The first works of Roland Pöntinen, not counting numerous compositional attempts of his childhood, were composed for his own jazz group, formed in 1981. The music was a mix of be-bop, fusion and Pöntinen’s own melodious style and scored for the flexible number of players in the band: piano, bass, drums, strings, saxophones, sometimes with an added flute or bassoon. One of these pieces, Camera, a continuous melody of eighty bars, never repeating any section, was later transformed into a work for trombone and piano, dedicated to Christian Lindberg. The extensive collaboration with Lindberg soon resulted in a bigger piece for trombone and strings, Blue Winter, which was written especially for Christian Lindberg’s CD The Winter Trombone but never performed live. Blue Winter was premiered more than ten years later in Philadelphia and in Carnegie Hall, New York, by trombonist Nitzan Haroz and The Philadelphia Orchestra under Wolfgang Sawallisch. Pöntinen writes music as often as his busy touring schedule as a concert pianist permits and even then only for his own pleasure or if a good friend like Martin Fröst or Håkan Hardenberger would ask him to. His undiminished interest in jazz and pop music has inspired him to write many arrangements of music by Kate Bush, Radiohead, David Bowie and others. His most recent achievement in this field are arrangements of songs by Weill, Legrand, Joni Mitchell i.e. written for Håkan Hardenberger and recorded by Hardenberger and Academy of St Martin-in-the-Fields on the CD Both Sides Now, (BIS SACD-1814).
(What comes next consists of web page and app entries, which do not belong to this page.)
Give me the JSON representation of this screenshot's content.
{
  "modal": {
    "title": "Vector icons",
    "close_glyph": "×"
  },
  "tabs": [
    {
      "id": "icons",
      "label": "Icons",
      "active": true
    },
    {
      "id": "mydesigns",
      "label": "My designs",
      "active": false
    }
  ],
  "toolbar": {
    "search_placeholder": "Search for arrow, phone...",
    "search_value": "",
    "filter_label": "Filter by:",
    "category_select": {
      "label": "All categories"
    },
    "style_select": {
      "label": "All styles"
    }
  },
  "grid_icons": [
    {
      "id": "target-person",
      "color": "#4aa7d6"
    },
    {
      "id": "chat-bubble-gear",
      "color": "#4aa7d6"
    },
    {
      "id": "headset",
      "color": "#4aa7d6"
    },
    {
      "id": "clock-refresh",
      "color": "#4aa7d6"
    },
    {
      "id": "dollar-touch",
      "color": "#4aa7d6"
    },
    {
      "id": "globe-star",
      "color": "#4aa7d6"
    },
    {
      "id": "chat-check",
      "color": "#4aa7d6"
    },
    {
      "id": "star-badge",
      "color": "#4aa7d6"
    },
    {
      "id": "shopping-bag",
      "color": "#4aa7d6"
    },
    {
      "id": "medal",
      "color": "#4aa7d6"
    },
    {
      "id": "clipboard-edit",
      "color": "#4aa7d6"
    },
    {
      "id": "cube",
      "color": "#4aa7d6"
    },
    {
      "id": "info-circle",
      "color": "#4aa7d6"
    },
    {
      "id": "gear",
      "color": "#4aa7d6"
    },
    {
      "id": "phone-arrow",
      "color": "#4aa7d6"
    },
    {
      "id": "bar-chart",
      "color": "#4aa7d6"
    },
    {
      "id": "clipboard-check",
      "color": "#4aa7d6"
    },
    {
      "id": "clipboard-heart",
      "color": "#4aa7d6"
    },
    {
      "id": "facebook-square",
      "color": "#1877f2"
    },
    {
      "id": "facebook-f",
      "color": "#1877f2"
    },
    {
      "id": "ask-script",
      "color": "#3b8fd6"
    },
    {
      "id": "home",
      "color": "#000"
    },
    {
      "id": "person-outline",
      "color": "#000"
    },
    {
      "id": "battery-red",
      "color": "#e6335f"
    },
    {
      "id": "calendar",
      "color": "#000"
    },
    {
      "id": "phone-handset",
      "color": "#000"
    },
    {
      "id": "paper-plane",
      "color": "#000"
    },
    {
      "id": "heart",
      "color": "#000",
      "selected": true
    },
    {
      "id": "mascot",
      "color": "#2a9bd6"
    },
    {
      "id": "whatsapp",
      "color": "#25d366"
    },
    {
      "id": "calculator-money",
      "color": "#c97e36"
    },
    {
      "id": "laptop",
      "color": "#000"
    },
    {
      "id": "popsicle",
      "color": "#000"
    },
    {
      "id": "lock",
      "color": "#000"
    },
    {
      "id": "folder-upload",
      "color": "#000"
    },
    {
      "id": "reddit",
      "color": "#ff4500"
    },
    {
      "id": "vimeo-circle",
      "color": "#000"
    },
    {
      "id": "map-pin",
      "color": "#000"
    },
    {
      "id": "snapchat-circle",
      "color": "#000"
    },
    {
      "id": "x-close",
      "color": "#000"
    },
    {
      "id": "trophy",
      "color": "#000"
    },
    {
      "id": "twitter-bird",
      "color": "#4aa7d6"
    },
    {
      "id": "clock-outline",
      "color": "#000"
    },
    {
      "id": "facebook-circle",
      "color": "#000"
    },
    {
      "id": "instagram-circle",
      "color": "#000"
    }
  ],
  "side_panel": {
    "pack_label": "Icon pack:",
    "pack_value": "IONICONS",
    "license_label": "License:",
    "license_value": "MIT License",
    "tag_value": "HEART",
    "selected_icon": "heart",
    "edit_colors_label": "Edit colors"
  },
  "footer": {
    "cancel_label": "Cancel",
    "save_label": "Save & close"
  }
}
Danse Serpentine was composed for clarinetist Martin Fröst and premiered by Fröst and the composer in Wigmore Hall in April 2010. The duo also played the piece in Cologne and Berlin. Hillary Finch wrote in The Times after the London premiere: ”Pöntinen’s own Danse Serpentine was written specially for this Wigmore Hall premiere, and its eight minutes of curves and flurries were an artfully shaped showpiece for both performers as tone-colourists.” A later version of this piece for violin, two pianos, celesta, vibraphone and marimba was premiered in Accademia di Santa Cecilia, Rome, in November 2010. The musicians were: Mats Zetterqvist, Roland Pöntinen, Roberto Prosseda, Alessandra Ammara, Anders Loguin and Rodolfo Rossi.